*** Data supplied Section Begins ***

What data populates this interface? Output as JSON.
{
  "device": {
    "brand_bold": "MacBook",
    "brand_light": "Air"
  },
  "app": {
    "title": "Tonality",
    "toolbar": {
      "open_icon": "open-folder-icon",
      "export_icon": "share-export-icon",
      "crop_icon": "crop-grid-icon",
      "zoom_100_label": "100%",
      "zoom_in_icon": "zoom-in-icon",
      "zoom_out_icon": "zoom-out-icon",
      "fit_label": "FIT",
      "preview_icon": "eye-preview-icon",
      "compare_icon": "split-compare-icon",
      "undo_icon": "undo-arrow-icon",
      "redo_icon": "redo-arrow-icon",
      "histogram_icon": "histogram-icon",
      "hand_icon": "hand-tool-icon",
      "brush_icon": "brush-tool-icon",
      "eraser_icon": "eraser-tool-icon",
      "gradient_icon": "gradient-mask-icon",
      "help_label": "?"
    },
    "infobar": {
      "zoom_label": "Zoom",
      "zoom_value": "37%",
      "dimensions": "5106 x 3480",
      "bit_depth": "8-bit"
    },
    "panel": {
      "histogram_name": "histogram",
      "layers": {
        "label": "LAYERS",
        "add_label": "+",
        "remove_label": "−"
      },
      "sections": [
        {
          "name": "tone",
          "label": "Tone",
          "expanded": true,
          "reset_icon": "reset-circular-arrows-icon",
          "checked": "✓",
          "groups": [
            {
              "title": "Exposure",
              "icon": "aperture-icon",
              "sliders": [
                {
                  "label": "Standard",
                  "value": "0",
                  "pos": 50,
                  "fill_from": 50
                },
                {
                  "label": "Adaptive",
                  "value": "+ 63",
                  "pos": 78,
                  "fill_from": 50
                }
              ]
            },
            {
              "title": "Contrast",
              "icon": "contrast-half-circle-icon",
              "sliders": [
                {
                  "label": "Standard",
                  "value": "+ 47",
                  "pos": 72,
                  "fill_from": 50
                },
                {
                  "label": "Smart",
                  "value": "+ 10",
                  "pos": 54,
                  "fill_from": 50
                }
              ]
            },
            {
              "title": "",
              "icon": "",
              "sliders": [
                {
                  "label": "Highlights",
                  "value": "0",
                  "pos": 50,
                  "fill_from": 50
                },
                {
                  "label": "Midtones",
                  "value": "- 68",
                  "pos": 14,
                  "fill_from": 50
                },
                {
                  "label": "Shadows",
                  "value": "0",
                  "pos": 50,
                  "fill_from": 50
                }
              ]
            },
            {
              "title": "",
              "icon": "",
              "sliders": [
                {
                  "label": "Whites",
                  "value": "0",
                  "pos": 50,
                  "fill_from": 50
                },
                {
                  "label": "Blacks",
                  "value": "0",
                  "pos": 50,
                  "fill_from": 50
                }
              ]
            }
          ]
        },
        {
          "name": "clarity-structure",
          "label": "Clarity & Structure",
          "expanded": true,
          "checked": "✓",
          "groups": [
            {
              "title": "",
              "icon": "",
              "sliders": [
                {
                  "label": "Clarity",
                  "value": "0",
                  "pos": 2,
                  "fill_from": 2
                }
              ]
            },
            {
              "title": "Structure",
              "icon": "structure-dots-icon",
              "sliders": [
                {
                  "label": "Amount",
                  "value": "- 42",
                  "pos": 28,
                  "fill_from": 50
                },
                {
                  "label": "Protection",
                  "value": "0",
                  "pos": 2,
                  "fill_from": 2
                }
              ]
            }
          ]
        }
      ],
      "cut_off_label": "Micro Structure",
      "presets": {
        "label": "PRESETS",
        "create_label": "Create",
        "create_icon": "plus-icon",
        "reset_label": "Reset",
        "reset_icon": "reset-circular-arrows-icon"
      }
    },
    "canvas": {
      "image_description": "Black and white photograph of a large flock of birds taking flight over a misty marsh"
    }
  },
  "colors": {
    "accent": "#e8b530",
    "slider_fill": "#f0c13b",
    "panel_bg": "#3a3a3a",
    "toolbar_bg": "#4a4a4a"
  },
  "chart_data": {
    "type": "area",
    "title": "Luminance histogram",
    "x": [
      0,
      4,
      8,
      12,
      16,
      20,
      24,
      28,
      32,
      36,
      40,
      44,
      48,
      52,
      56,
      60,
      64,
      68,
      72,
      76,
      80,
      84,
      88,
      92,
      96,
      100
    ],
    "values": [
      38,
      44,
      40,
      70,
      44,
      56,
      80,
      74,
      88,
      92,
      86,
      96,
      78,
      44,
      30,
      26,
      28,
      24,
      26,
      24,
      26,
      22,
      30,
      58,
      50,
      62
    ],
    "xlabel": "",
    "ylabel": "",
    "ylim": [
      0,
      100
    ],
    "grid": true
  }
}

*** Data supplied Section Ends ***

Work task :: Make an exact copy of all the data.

Solution to this exercise ::
What data populates this interface? Output as JSON.
{
  "device": {
    "brand_bold": "MacBook",
    "brand_light": "Air"
  },
  "app": {
    "title": "Tonality",
    "toolbar": {
      "open_icon": "open-folder-icon",
      "export_icon": "share-export-icon",
      "crop_icon": "crop-grid-icon",
      "zoom_100_label": "100%",
      "zoom_in_icon": "zoom-in-icon",
      "zoom_out_icon": "zoom-out-icon",
      "fit_label": "FIT",
      "preview_icon": "eye-preview-icon",
      "compare_icon": "split-compare-icon",
      "undo_icon": "undo-arrow-icon",
      "redo_icon": "redo-arrow-icon",
      "histogram_icon": "histogram-icon",
      "hand_icon": "hand-tool-icon",
      "brush_icon": "brush-tool-icon",
      "eraser_icon": "eraser-tool-icon",
      "gradient_icon": "gradient-mask-icon",
      "help_label": "?"
    },
    "infobar": {
      "zoom_label": "Zoom",
      "zoom_value": "37%",
      "dimensions": "5106 x 3480",
      "bit_depth": "8-bit"
    },
    "panel": {
      "histogram_name": "histogram",
      "layers": {
        "label": "LAYERS",
        "add_label": "+",
        "remove_label": "−"
      },
      "sections": [
        {
          "name": "tone",
          "label": "Tone",
          "expanded": true,
          "reset_icon": "reset-circular-arrows-icon",
          "checked": "✓",
          "groups": [
            {
              "title": "Exposure",
              "icon": "aperture-icon",
              "sliders": [
                {
                  "label": "Standard",
                  "value": "0",
                  "pos": 50,
                  "fill_from": 50
                },
                {
                  "label": "Adaptive",
                  "value": "+ 63",
                  "pos": 78,
                  "fill_from": 50
                }
              ]
            },
            {
              "title": "Contrast",
              "icon": "contrast-half-circle-icon",
              "sliders": [
                {
                  "label": "Standard",
                  "value": "+ 47",
                  "pos": 72,
                  "fill_from": 50
                },
                {
                  "label": "Smart",
                  "value": "+ 10",
                  "pos": 54,
                  "fill_from": 50
                }
              ]
            },
            {
              "title": "",
              "icon": "",
              "sliders": [
                {
                  "label": "Highlights",
                  "value": "0",
                  "pos": 50,
                  "fill_from": 50
                },
                {
                  "label": "Midtones",
                  "value": "- 68",
                  "pos": 14,
                  "fill_from": 50
                },
                {
                  "label": "Shadows",
                  "value": "0",
                  "pos": 50,
                  "fill_from": 50
                }
              ]
            },
            {
              "title": "",
              "icon": "",
              "sliders": [
                {
                  "label": "Whites",
                  "value": "0",
                  "pos": 50,
                  "fill_from": 50
                },
                {
                  "label": "Blacks",
                  "value": "0",
                  "pos": 50,
                  "fill_from": 50
                }
              ]
            }
          ]
        },
        {
          "name": "clarity-structure",
          "label": "Clarity & Structure",
          "expanded": true,
          "checked": "✓",
          "groups": [
            {
              "title": "",
              "icon": "",
              "sliders": [
                {
                  "label": "Clarity",
                  "value": "0",
                  "pos": 2,
                  "fill_from": 2
                }
              ]
            },
            {
              "title": "Structure",
              "icon": "structure-dots-icon",
              "sliders": [
                {
                  "label": "Amount",
                  "value": "- 42",
                  "pos": 28,
                  "fill_from": 50
                },
                {
                  "label": "Protection",
                  "value": "0",
                  "pos": 2,
                  "fill_from": 2
                }
              ]
            }
          ]
        }
      ],
      "cut_off_label": "Micro Structure",
      "presets": {
        "label": "PRESETS",
        "create_label": "Create",
        "create_icon": "plus-icon",
        "reset_label": "Reset",
        "reset_icon": "reset-circular-arrows-icon"
      }
    },
    "canvas": {
      "image_description": "Black and white photograph of a large flock of birds taking flight over a misty marsh"
    }
  },
  "colors": {
    "accent": "#e8b530",
    "slider_fill": "#f0c13b",
    "panel_bg": "#3a3a3a",
    "toolbar_bg": "#4a4a4a"
  },
  "chart_data": {
    "type": "area",
    "title": "Luminance histogram",
    "x": [
      0,
      4,
      8,
      12,
      16,
      20,
      24,
      28,
      32,
      36,
      40,
      44,
      48,
      52,
      56,
      60,
      64,
      68,
      72,
      76,
      80,
      84,
      88,
      92,
      96,
      100
    ],
    "values": [
      38,
      44,
      40,
      70,
      44,
      56,
      80,
      74,
      88,
      92,
      86,
      96,
      78,
      44,
      30,
      26,
      28,
      24,
      26,
      24,
      26,
      22,
      30,
      58,
      50,
      62
    ],
    "xlabel": "",
    "ylabel": "",
    "ylim": [
      0,
      100
    ],
    "grid": true
  }
}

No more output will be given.